4. Defendant does not appear to challenge section 14107 on vagueness grounds. In any event, the statute, which requires the specific intent to defraud, is not unconstitutionally vague. (People v. Building Maintenance etc. Assn. (1953) 41 Cal.2d 719, 724, 264 P.2d 31; People v. Cobbs (1975) 53 Cal.App.3d 937, 942, 126 Cal.Rptr. 494.)
5. Although section 14107 describes three ways the statute may be violated, the statute defines a single criminal offense, not several different crimes. (People v. Hathaway (1972) 27 Cal.App.3d 586, 593–594, 103 Cal.Rptr. 638.)
6. Thus, the jury was instructed in pertinent part that defendant could be convicted only upon proof that he “knowingly presented or caused to be presented for allowance or for payment a claim for the purpose of obtaining greater compensation than that to which he is legally entitled for furnishing services.” (Emphasis added.)

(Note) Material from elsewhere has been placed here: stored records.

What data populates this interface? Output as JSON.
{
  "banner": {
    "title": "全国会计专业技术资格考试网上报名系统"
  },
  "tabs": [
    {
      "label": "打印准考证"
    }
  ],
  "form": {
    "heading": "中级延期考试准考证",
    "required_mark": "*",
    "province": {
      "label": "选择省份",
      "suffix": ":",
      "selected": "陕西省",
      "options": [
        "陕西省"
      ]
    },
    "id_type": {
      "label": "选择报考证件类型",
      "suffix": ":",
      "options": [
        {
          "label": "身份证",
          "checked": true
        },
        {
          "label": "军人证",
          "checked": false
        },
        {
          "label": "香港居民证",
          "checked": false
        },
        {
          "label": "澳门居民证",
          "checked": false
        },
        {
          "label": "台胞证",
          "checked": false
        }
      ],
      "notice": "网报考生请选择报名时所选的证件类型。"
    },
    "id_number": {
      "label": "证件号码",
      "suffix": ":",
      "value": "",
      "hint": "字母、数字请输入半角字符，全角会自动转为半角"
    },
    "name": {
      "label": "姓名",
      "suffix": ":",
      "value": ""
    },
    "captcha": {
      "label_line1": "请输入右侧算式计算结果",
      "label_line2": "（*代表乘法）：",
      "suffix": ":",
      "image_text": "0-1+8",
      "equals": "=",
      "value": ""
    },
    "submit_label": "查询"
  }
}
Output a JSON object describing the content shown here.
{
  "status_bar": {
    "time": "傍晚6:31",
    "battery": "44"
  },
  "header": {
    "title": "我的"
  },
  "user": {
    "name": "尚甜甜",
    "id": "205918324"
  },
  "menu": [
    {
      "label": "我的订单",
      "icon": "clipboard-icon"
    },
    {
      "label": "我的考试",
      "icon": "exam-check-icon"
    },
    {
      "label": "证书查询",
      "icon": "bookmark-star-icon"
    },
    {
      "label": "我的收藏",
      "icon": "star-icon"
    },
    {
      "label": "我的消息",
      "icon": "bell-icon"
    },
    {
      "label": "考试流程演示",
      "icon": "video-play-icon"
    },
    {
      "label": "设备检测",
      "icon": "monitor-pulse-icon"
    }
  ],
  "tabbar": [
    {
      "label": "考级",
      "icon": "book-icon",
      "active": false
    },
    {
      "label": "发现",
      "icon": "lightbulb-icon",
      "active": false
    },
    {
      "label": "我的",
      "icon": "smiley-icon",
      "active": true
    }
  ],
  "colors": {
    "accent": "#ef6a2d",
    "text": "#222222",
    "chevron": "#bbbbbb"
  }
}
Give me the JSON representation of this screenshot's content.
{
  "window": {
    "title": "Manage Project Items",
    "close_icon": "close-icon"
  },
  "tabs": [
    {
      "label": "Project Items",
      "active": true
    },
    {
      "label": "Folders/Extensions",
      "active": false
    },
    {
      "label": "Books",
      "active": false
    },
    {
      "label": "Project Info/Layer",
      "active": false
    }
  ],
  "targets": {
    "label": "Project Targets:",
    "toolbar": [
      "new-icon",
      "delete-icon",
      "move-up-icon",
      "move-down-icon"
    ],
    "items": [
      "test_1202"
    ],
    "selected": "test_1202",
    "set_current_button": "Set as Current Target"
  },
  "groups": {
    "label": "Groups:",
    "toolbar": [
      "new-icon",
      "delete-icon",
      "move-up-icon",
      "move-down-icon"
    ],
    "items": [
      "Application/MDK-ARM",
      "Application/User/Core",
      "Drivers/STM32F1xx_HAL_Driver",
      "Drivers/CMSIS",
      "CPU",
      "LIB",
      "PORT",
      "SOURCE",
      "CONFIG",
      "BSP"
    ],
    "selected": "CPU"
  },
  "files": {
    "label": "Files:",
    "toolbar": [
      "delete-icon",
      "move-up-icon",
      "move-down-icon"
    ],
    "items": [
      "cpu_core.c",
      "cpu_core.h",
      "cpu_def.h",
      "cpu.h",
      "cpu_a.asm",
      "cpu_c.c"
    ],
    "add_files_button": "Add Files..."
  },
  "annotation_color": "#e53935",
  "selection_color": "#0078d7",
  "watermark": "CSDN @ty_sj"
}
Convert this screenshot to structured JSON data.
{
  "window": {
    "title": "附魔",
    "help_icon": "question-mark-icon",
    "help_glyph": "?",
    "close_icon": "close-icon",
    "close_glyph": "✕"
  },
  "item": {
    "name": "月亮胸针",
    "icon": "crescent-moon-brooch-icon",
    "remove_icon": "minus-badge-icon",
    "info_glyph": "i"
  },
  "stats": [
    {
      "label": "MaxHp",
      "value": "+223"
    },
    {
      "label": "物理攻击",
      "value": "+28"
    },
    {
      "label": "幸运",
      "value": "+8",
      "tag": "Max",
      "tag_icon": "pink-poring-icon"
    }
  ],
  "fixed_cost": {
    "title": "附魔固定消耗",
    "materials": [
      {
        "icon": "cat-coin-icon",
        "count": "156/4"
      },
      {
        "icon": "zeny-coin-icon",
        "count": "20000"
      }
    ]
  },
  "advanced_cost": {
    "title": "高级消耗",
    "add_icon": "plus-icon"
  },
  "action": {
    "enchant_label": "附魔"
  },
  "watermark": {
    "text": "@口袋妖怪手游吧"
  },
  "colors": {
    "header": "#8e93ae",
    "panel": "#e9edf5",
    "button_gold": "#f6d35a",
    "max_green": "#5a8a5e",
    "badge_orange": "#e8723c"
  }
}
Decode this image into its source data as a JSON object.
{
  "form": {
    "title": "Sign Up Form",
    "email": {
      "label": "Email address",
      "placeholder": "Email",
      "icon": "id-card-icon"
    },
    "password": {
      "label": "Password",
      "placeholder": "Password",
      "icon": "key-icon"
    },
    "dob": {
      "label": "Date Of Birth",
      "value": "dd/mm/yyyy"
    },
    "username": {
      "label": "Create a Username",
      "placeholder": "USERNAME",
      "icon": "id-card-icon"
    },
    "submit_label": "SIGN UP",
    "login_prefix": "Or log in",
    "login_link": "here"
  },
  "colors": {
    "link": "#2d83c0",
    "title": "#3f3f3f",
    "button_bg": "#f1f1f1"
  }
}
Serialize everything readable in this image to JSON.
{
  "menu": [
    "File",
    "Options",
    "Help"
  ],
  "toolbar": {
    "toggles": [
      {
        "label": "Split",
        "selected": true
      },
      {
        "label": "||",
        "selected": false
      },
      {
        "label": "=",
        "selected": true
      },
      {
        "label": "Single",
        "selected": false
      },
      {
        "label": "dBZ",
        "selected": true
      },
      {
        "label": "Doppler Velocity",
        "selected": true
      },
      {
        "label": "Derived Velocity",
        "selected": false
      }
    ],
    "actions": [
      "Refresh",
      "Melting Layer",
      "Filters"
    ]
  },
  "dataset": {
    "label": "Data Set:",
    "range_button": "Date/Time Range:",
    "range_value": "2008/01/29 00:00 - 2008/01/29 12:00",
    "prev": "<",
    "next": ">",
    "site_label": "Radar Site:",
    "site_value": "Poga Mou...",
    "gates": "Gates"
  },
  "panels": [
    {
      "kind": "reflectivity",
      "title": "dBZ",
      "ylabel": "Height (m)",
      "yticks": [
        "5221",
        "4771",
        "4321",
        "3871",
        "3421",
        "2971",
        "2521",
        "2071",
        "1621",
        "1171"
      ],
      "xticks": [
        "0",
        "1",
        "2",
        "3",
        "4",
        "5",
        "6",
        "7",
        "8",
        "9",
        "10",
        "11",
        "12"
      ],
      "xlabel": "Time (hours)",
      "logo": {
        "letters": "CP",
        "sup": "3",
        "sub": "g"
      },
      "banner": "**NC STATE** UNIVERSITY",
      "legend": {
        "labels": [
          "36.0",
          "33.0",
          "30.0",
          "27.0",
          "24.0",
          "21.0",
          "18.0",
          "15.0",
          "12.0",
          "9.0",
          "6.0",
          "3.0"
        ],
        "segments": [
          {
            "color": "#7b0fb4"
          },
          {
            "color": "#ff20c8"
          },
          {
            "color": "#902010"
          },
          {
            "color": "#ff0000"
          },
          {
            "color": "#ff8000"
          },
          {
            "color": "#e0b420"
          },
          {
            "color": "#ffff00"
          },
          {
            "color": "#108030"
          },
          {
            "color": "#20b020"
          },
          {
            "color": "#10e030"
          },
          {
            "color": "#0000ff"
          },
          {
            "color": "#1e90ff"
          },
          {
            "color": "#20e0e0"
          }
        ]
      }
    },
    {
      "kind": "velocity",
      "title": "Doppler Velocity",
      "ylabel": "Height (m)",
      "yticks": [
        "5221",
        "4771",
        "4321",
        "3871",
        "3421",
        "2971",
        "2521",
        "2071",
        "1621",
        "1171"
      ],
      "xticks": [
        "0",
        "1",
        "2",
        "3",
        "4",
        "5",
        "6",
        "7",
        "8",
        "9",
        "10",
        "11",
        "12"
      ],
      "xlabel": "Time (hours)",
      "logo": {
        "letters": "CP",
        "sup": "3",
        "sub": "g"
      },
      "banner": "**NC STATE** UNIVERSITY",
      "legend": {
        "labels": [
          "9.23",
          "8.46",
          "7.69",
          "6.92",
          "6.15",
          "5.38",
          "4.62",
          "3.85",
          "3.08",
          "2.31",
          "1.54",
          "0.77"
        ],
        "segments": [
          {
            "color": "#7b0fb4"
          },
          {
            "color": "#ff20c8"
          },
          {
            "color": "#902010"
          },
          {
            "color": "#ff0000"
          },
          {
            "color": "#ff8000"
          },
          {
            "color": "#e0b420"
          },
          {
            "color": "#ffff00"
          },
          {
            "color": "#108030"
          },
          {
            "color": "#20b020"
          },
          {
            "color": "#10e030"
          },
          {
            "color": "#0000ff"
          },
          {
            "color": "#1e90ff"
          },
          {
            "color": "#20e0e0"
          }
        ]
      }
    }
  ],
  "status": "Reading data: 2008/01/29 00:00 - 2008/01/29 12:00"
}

7. Penal Code section 7, provides in relevant part: “The following words have in this code the signification attached to them in this section, unless otherwise apparent from the context:“․“5. The word ‘knowingly’ imports only a knowledge that the facts exist which bring the act or omission within the provisions of this code. It does not require any knowledge of the unlawfulness of such act or omission.”
FOOTNOTE. See footnote 2, ante.
SIMS, Associate Justice.
SPARKS, Acting P.J., and DAVIS, J., concur.